Referenced by
Citing PatentFiling datePublication dateApplicantTitle
US3501559 *Feb 13, 1967Mar 17, 1970Upjohn CoMultiple-pour polyurethane foams
US3989562 *Mar 10, 1975Nov 2, 1976Pikaz, Inzenyrsky PodnikContainer body
US4418483 *Mar 31, 1981Dec 6, 1983Rinzai Co., Ltd.Method of manufacturing shoe sole material and shoes products made by the same
US4608213 *May 31, 1984Aug 26, 1986Ikeda Bussan Co., Ltd.Method and mold apparatus for molding a padding member
US4726086 *Aug 11, 1986Feb 23, 1988Milsco Manufacturing CompanyComposite foam seat cushion and method of preparation
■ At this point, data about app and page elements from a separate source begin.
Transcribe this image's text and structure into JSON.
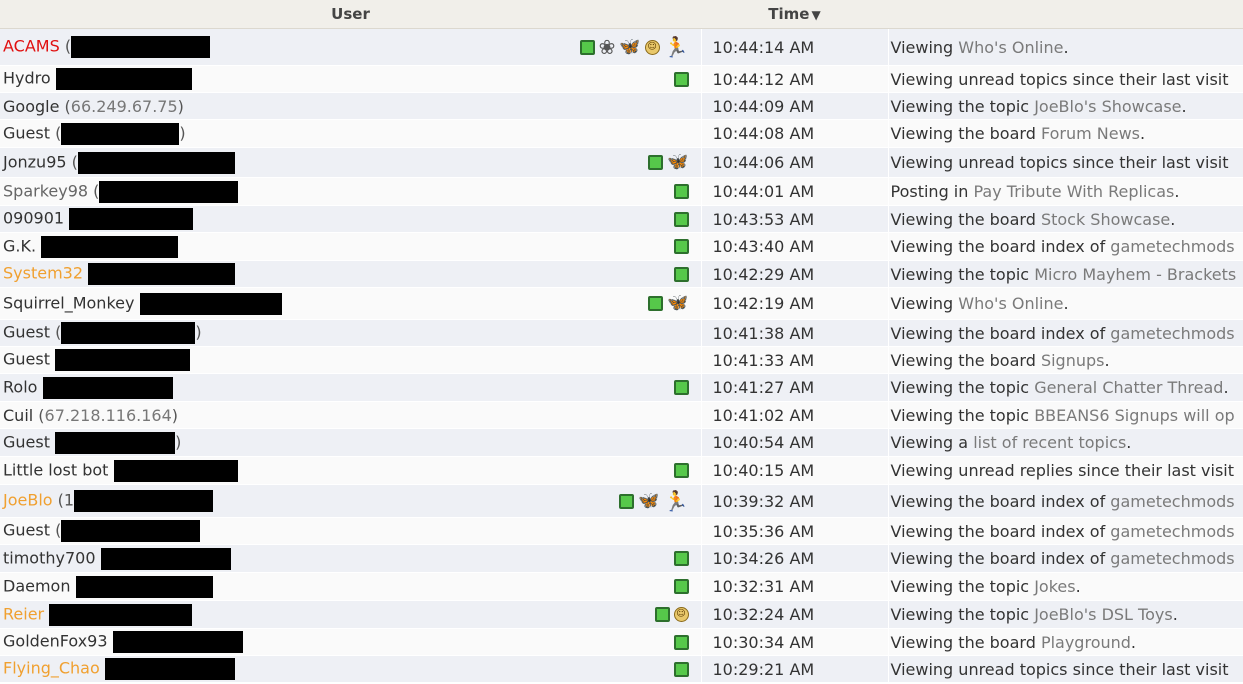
{
  "header": {
    "user": "User",
    "time": "Time",
    "sort_arrow": "▼"
  },
  "rows": [
    {
      "name": "ACAMS",
      "role": "admin",
      "paren": "(",
      "ip": "",
      "close": "",
      "redact_w": 139,
      "icons": [
        "online",
        "flower",
        "butterfly",
        "smile",
        "aim"
      ],
      "time": "10:44:14 AM",
      "verb": "Viewing ",
      "link": "Who's Online",
      "tail": ".",
      "h": 37
    },
    {
      "name": "Hydro",
      "role": "",
      "paren": "",
      "ip": "",
      "close": "",
      "redact_w": 136,
      "icons": [
        "online"
      ],
      "time": "10:44:12 AM",
      "verb": "Viewing unread topics since their last visit",
      "link": "",
      "tail": "",
      "h": 27
    },
    {
      "name": "Google",
      "role": "",
      "paren": "(",
      "ip": "66.249.67.75",
      "close": ")",
      "redact_w": 0,
      "icons": [],
      "time": "10:44:09 AM",
      "verb": "Viewing the topic ",
      "link": "JoeBlo's Showcase",
      "tail": ".",
      "h": 27
    },
    {
      "name": "Guest",
      "role": "",
      "paren": "(",
      "ip": "",
      "close": ")",
      "redact_w": 118,
      "icons": [],
      "time": "10:44:08 AM",
      "verb": "Viewing the board ",
      "link": "Forum News",
      "tail": ".",
      "h": 28
    },
    {
      "name": "Jonzu95",
      "role": "",
      "paren": "(",
      "ip": "",
      "close": "",
      "redact_w": 157,
      "icons": [
        "online",
        "butterfly"
      ],
      "time": "10:44:06 AM",
      "verb": "Viewing unread topics since their last visit",
      "link": "",
      "tail": "",
      "h": 30
    },
    {
      "name": "Sparkey98",
      "role": "muted",
      "paren": "(",
      "ip": "",
      "close": "",
      "redact_w": 139,
      "icons": [
        "online"
      ],
      "time": "10:44:01 AM",
      "verb": "Posting in ",
      "link": "Pay Tribute With Replicas",
      "tail": ".",
      "h": 28
    },
    {
      "name": "090901",
      "role": "",
      "paren": "",
      "ip": "",
      "close": "",
      "redact_w": 124,
      "icons": [
        "online"
      ],
      "time": "10:43:53 AM",
      "verb": "Viewing the board ",
      "link": "Stock Showcase",
      "tail": ".",
      "h": 27
    },
    {
      "name": "G.K.",
      "role": "",
      "paren": "",
      "ip": "",
      "close": "",
      "redact_w": 137,
      "icons": [
        "online"
      ],
      "time": "10:43:40 AM",
      "verb": "Viewing the board index of ",
      "link": "gametechmods",
      "tail": "",
      "h": 28
    },
    {
      "name": "System32",
      "role": "mod",
      "paren": "",
      "ip": "",
      "close": "",
      "redact_w": 147,
      "icons": [
        "online"
      ],
      "time": "10:42:29 AM",
      "verb": "Viewing the topic ",
      "link": "Micro Mayhem - Brackets",
      "tail": "",
      "h": 27
    },
    {
      "name": "Squirrel_Monkey",
      "role": "",
      "paren": "",
      "ip": "",
      "close": "",
      "redact_w": 142,
      "icons": [
        "online",
        "butterfly"
      ],
      "time": "10:42:19 AM",
      "verb": "Viewing ",
      "link": "Who's Online",
      "tail": ".",
      "h": 32
    },
    {
      "name": "Guest",
      "role": "",
      "paren": "(",
      "ip": "",
      "close": ")",
      "redact_w": 134,
      "icons": [],
      "time": "10:41:38 AM",
      "verb": "Viewing the board index of ",
      "link": "gametechmods",
      "tail": "",
      "h": 27
    },
    {
      "name": "Guest",
      "role": "",
      "paren": "",
      "ip": "",
      "close": "",
      "redact_w": 135,
      "icons": [],
      "time": "10:41:33 AM",
      "verb": "Viewing the board ",
      "link": "Signups",
      "tail": ".",
      "h": 27
    },
    {
      "name": "Rolo",
      "role": "",
      "paren": "",
      "ip": "",
      "close": "",
      "redact_w": 130,
      "icons": [
        "online"
      ],
      "time": "10:41:27 AM",
      "verb": "Viewing the topic ",
      "link": "General Chatter Thread",
      "tail": ".",
      "h": 28
    },
    {
      "name": "Cuil",
      "role": "",
      "paren": "(",
      "ip": "67.218.116.164",
      "close": ")",
      "redact_w": 0,
      "icons": [],
      "time": "10:41:02 AM",
      "verb": "Viewing the topic ",
      "link": "BBEANS6 Signups will op",
      "tail": "",
      "h": 27
    },
    {
      "name": "Guest",
      "role": "",
      "paren": "",
      "ip": "",
      "close": ")",
      "redact_w": 120,
      "icons": [],
      "time": "10:40:54 AM",
      "verb": "Viewing a ",
      "link": "list of recent topics",
      "tail": ".",
      "h": 28
    },
    {
      "name": "Little lost bot",
      "role": "",
      "paren": "",
      "ip": "",
      "close": "",
      "redact_w": 124,
      "icons": [
        "online"
      ],
      "time": "10:40:15 AM",
      "verb": "Viewing unread replies since their last visit",
      "link": "",
      "tail": "",
      "h": 28
    },
    {
      "name": "JoeBlo",
      "role": "mod",
      "paren": "(1",
      "ip": "",
      "close": "",
      "redact_w": 139,
      "icons": [
        "online",
        "butterfly",
        "aim"
      ],
      "time": "10:39:32 AM",
      "verb": "Viewing the board index of ",
      "link": "gametechmods",
      "tail": "",
      "h": 33
    },
    {
      "name": "Guest",
      "role": "",
      "paren": "(",
      "ip": "",
      "close": "",
      "redact_w": 139,
      "icons": [],
      "time": "10:35:36 AM",
      "verb": "Viewing the board index of ",
      "link": "gametechmods",
      "tail": "",
      "h": 27
    },
    {
      "name": "timothy700",
      "role": "",
      "paren": "",
      "ip": "",
      "close": "",
      "redact_w": 130,
      "icons": [
        "online"
      ],
      "time": "10:34:26 AM",
      "verb": "Viewing the board index of ",
      "link": "gametechmods",
      "tail": "",
      "h": 28
    },
    {
      "name": "Daemon",
      "role": "",
      "paren": "",
      "ip": "",
      "close": "",
      "redact_w": 137,
      "icons": [
        "online"
      ],
      "time": "10:32:31 AM",
      "verb": "Viewing the topic ",
      "link": "Jokes",
      "tail": ".",
      "h": 28
    },
    {
      "name": "Reier",
      "role": "mod",
      "paren": "",
      "ip": "",
      "close": "",
      "redact_w": 143,
      "icons": [
        "online",
        "smile"
      ],
      "time": "10:32:24 AM",
      "verb": "Viewing the topic ",
      "link": "JoeBlo's DSL Toys",
      "tail": ".",
      "h": 28
    },
    {
      "name": "GoldenFox93",
      "role": "",
      "paren": "",
      "ip": "",
      "close": "",
      "redact_w": 130,
      "icons": [
        "online"
      ],
      "time": "10:30:34 AM",
      "verb": "Viewing the board ",
      "link": "Playground",
      "tail": ".",
      "h": 27
    },
    {
      "name": "Flying_Chao",
      "role": "mod",
      "paren": "",
      "ip": "",
      "close": "",
      "redact_w": 130,
      "icons": [
        "online"
      ],
      "time": "10:29:21 AM",
      "verb": "Viewing unread topics since their last visit",
      "link": "",
      "tail": "",
      "h": 27
    }
  ]
}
US4762654 *Nov 5, 1986Aug 9, 1988Bridgestone CorporationMethod for making foamed articles having a laminated structure
US4975229 *Oct 14, 1988Dec 4, 1990Honda Giken Kogyo Kabushiki KaishaProcess for producing laminated resin foam
US5445772 *May 22, 1992Aug 29, 1995Cca Inc.Method of producing patterned shaped article
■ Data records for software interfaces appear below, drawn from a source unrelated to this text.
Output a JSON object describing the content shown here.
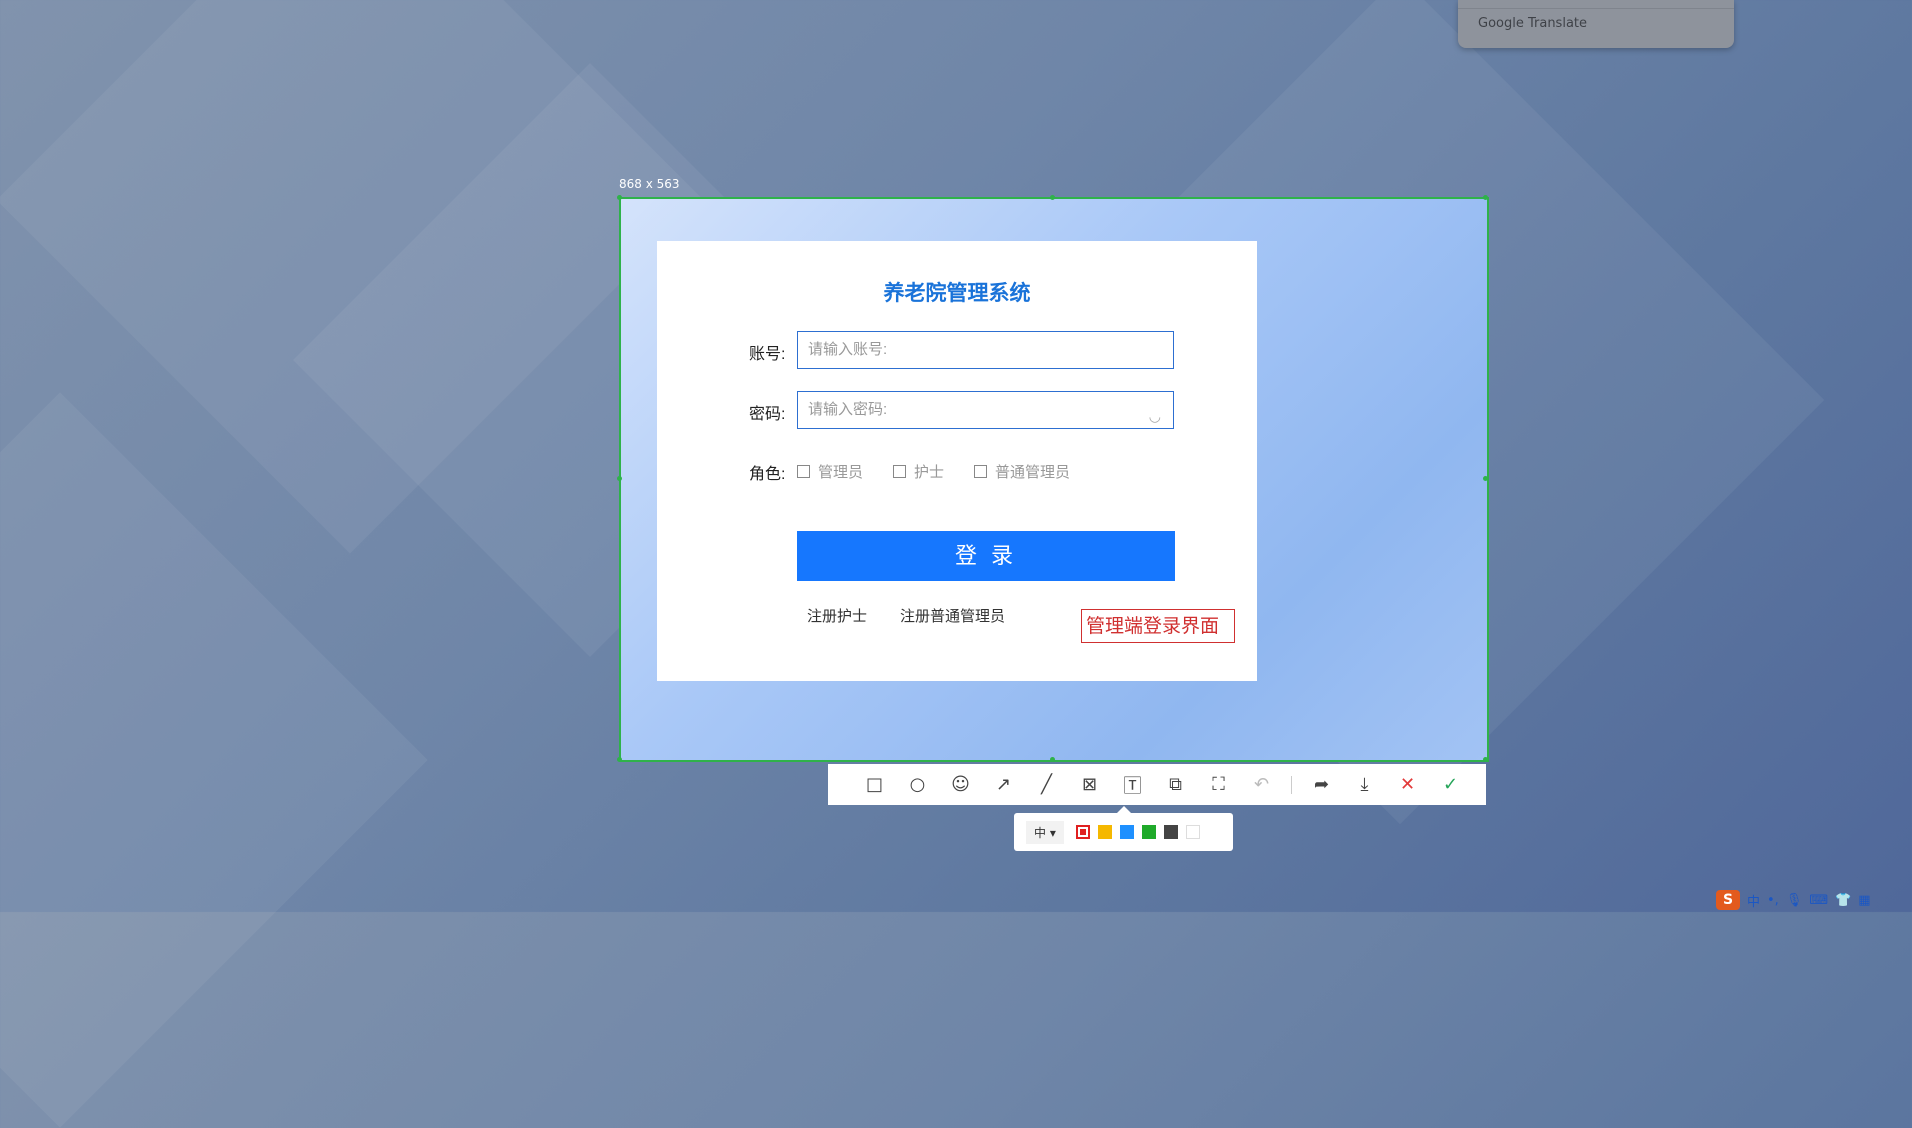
{
  "translate_popup": {
    "brand": "Google Translate"
  },
  "capture": {
    "dimensions_label": "868 x 563"
  },
  "login": {
    "title": "养老院管理系统",
    "account_label": "账号:",
    "account_placeholder": "请输入账号:",
    "password_label": "密码:",
    "password_placeholder": "请输入密码:",
    "role_label": "角色:",
    "roles": [
      "管理员",
      "护士",
      "普通管理员"
    ],
    "login_button": "登 录",
    "register_nurse": "注册护士",
    "register_admin": "注册普通管理员"
  },
  "annotation": {
    "text": "管理端登录界面"
  },
  "toolbar": {
    "tools": [
      "rectangle-icon",
      "ellipse-icon",
      "emoji-icon",
      "arrow-icon",
      "line-icon",
      "mosaic-icon",
      "text-icon",
      "copy-icon",
      "ocr-icon",
      "undo-icon",
      "share-icon",
      "save-icon",
      "cancel-icon",
      "confirm-icon"
    ]
  },
  "subbar": {
    "size_label": "中",
    "colors": [
      "#e02020",
      "#f5b800",
      "#1e90ff",
      "#1faa2a",
      "#444444",
      "#ffffff"
    ]
  },
  "tray": {
    "ime_mode": "中"
  }
}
US6619943 *Sep 28, 2000Sep 16, 2003Kaneka CorporationIn-mold foam molding apparatus with movable partitioning members
US6878431Jul 11, 2003Apr 12, 2005Kaneka CorporationIn-mold foam molded articles
US7172717Jul 11, 2003Feb 6, 2007Kaneka CorporationIn-mold foam molding apparatus and method, and in-mold foam molded articles
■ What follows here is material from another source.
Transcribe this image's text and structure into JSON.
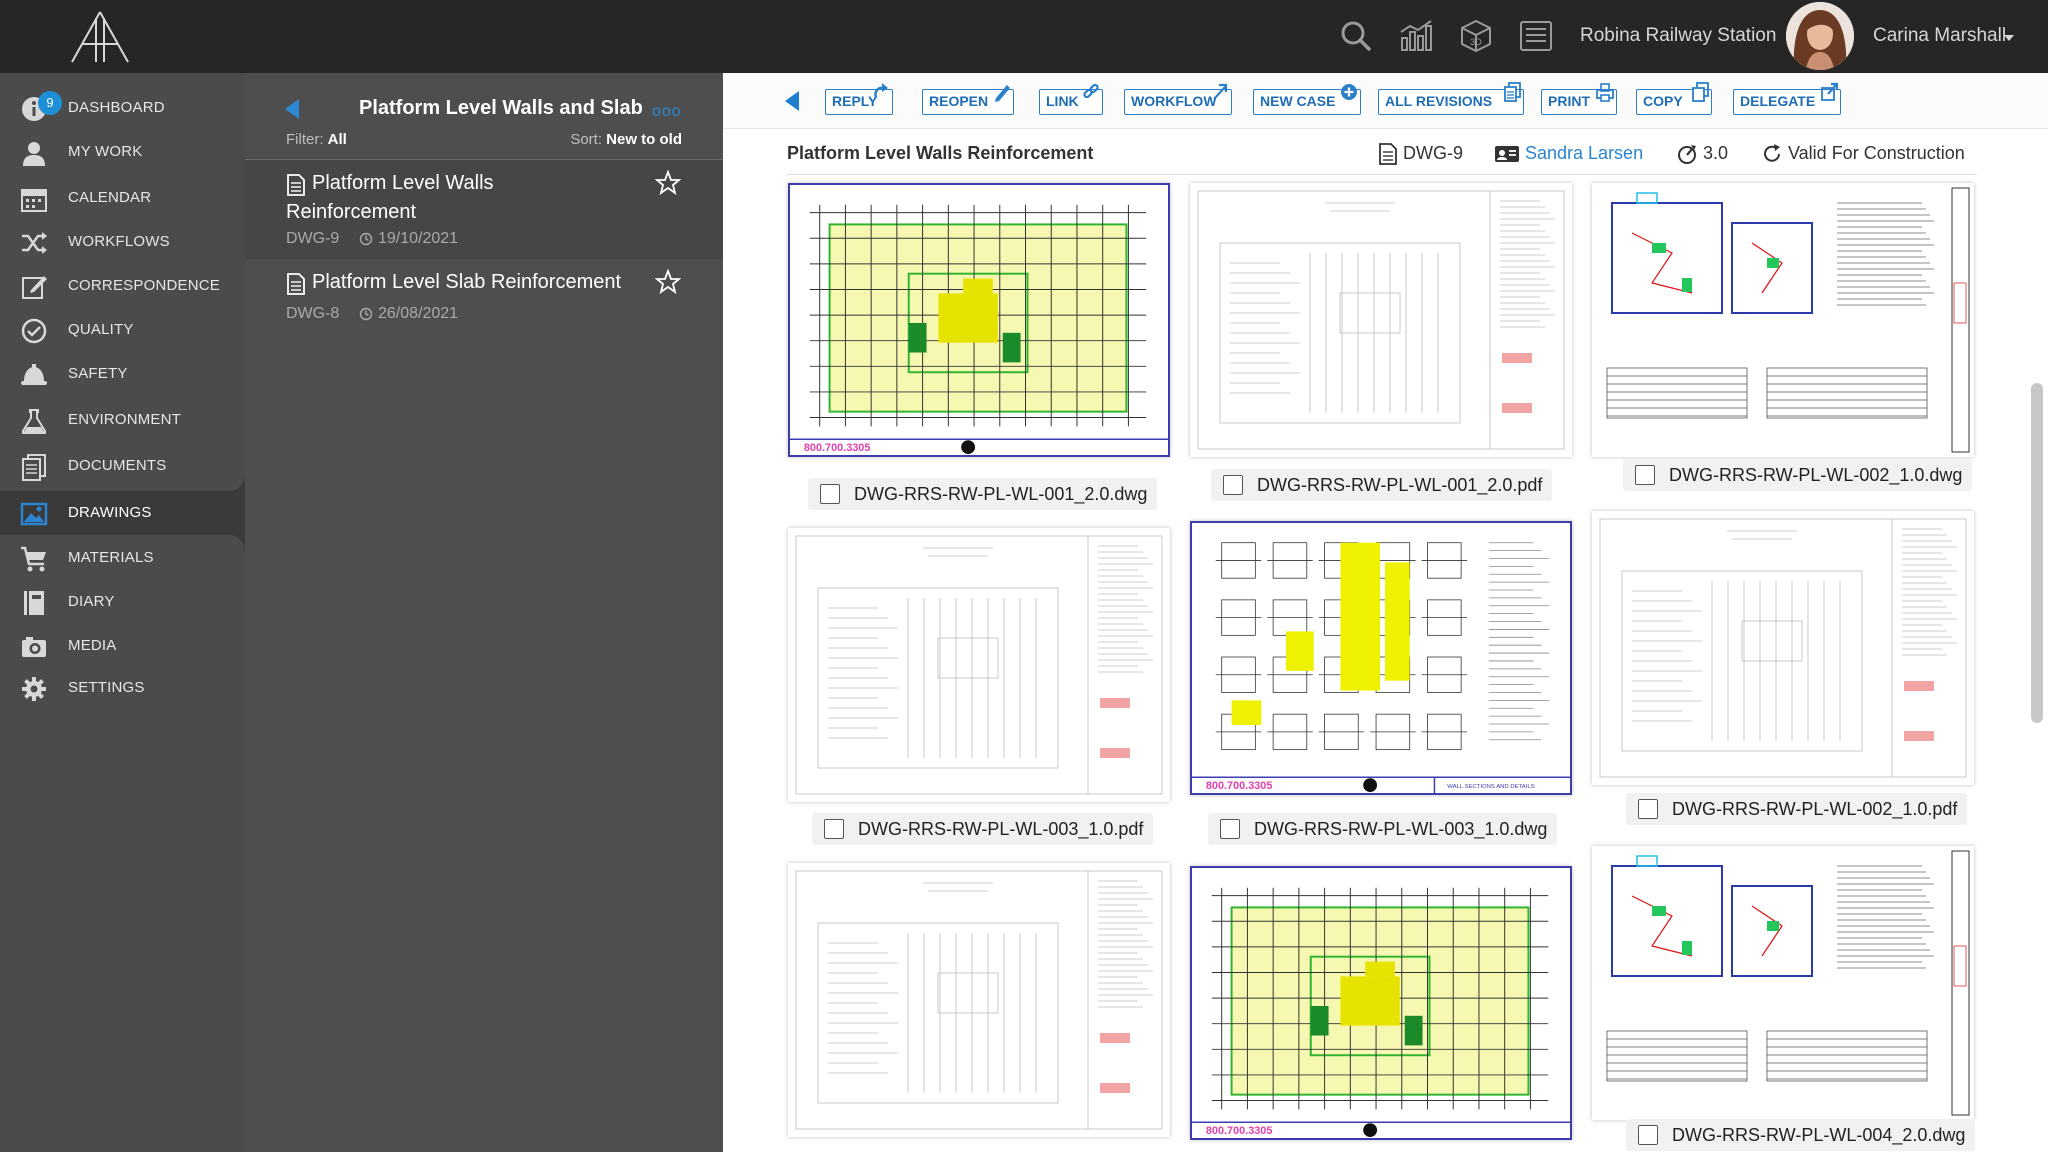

US20040007793 *Jul 11, 2003Jan 15, 2004Kaneka CorporationIn-mold foam molding apparatus and method, and in-mold foam molded articles
US20040009325 *Jul 11, 2003Jan 15, 2004Kaneka CorporationIn-mold foam molding apparatus and method, and in-mold foam molded articles
US20060043630 *Sep 1, 2004Mar 2, 2006Chih-Chun Hsu[method of manufacturing powder puff]
EP0227489A2 *Dec 29, 1986Jul 1, 1987Honda Giken Kogyo Kabushiki KaishaProduction of laminated resin foam
EP0227489A3 *Dec 29, 1986Sep 14, 1988Honda Giken Kogyo Kabushiki KaishaProduction of laminated resin foam
U.S. Classification264/45.1, 264/245, 264/54
International ClassificationB29C33/00, B29C44/04
Cooperative ClassificationB29C44/0469, B29C33/0033, B29L2031/751, B29L2031/58
European ClassificationB29C44/04K2
Legal Events
May 9, 1983ASAssignment
Effective date: 19820909